Starter-grain consumption is an important element in weaning calves successfully from the liquid ration. Failure to consume adequate levels of starter could lead to a postweaning issues such as a temporary growth slump, inadequate rumen development and even higher disease incidence.

To determine whether the physical formulation of starter grain rations can influence calves’ consumption habits, rumen fermentation dynamics and overall performance, a team of Spanish researchers (Marta Terre, Maria Devant and Alex Bach) conducted a series of three preference and performance studies:

Study 1 – 63 preweaned male Holstein calves were randomly assigned to one of three starter-grain groups.

  • Group 1 – A pelleted starter feed containing wheat and soybean meal.
  • Group 2 – A pelleted starter feed containing wheat and canola meal.
  • Group 3 – A pelleted starter feed containing oats and soybean meal.

All three feeding groups also were offered chopped straw alongside their pelleted grain ration. Although previous studies have shown calves have a preference for wheat and soybean meal, no significant difference was observed between the three groups for intake, performance, or rumen fermentation parameters.

Study 2 – 37 crossbred (Holstein X White Belgian Blue) preweaned female calves were fed on a high plane of liquid nutrition and raised in individual hutches. Inside each hutch were 4 feed receptacles that contained starter feed in the same composition, but 4 different physical forms: (1) meal form; (2) pelleted form; (3) 70% pelleted form plus 20% whole corn and 10% barley; and (4) 70% pelleted form plus 20% steam-rolled corn and 10% steam-rolled barley.

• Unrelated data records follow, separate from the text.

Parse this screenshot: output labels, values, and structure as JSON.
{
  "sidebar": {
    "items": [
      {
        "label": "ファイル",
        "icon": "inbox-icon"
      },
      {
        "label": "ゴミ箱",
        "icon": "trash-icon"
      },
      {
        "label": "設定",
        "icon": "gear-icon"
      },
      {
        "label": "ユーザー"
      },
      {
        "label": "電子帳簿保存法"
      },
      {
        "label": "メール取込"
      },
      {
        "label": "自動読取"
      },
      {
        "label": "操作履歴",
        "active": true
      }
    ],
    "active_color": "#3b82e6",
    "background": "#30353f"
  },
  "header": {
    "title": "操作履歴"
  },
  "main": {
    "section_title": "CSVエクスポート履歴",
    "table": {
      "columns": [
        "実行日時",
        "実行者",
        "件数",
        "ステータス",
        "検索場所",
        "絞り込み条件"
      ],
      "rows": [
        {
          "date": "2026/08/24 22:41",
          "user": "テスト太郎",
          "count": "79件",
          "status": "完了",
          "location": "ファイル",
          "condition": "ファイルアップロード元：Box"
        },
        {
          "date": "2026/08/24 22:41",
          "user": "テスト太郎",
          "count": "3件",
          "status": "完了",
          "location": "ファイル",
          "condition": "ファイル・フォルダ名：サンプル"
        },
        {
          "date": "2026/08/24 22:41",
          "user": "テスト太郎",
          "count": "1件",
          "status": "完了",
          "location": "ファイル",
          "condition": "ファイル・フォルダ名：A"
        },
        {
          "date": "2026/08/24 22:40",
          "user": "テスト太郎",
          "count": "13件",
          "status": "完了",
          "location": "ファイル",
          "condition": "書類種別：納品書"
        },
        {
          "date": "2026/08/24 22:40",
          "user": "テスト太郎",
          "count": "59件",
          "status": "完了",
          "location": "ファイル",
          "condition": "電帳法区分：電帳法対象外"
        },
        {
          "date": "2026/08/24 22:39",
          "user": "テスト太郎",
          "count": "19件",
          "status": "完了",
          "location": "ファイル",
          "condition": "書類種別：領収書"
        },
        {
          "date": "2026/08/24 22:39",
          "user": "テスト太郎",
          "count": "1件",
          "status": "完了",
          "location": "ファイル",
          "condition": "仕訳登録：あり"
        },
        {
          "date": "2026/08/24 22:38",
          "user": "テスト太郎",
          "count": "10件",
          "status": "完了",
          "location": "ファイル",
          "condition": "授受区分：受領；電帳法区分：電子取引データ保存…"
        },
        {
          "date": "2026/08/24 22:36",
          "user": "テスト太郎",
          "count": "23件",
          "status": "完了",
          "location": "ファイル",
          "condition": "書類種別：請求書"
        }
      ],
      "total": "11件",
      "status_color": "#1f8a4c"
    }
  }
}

During the first week of the study, calves had a preference for the pellets mixed with whole grains (3). After the first week, they preferred the pellets mixed with steam-rolled grain (4).

Study 3 – 63 preweaned male Holstein calves were randomly assigned to one of two starter feeds evaluated in Study 2.

  • Group 1 – Pelleted feed mixed with whole corn and barley.
  • Group 2 – Pelleted feed mixed with steam-rolled corn and barley.

Both groups also were offered free-choice, chopped barley straw in a separate pail in addition to starter grain. All were fed the same liquid ration on a high plane of nutrition.  Feed intake and ruminal fluid were monitored, and feed refusals were evaluated to measure sorting behavior. Near the end of the milk-feeding period, calves fed steam-rolled grain sorted in favor of the grain versus pellets, while calves in the whole-grain group sorted in favor of the pellets. Calves offered the whole-grain mixture had greater rumen pH and tended to have lower total rumen volatile fatty acid concentrations. Despite these differences, there ultimately was no significant difference in performance between the two groups at the end of the study.

Overall, the researchers concluded:

(1)   As a whole, preweaned calves preferred a starter-grain ration based on pellets mixed with steam-rolled grains.

(2)   However, when calves could not choose their starter feed, pellets mixed with steam-rolled grains reduced concentrate intake and rumen pH compared to pellets mixed with whole grains, although performance was not impaired.

(3)   Formulating starter concentrations based on calves’ sensory and physical preferences had little effect on overall performance.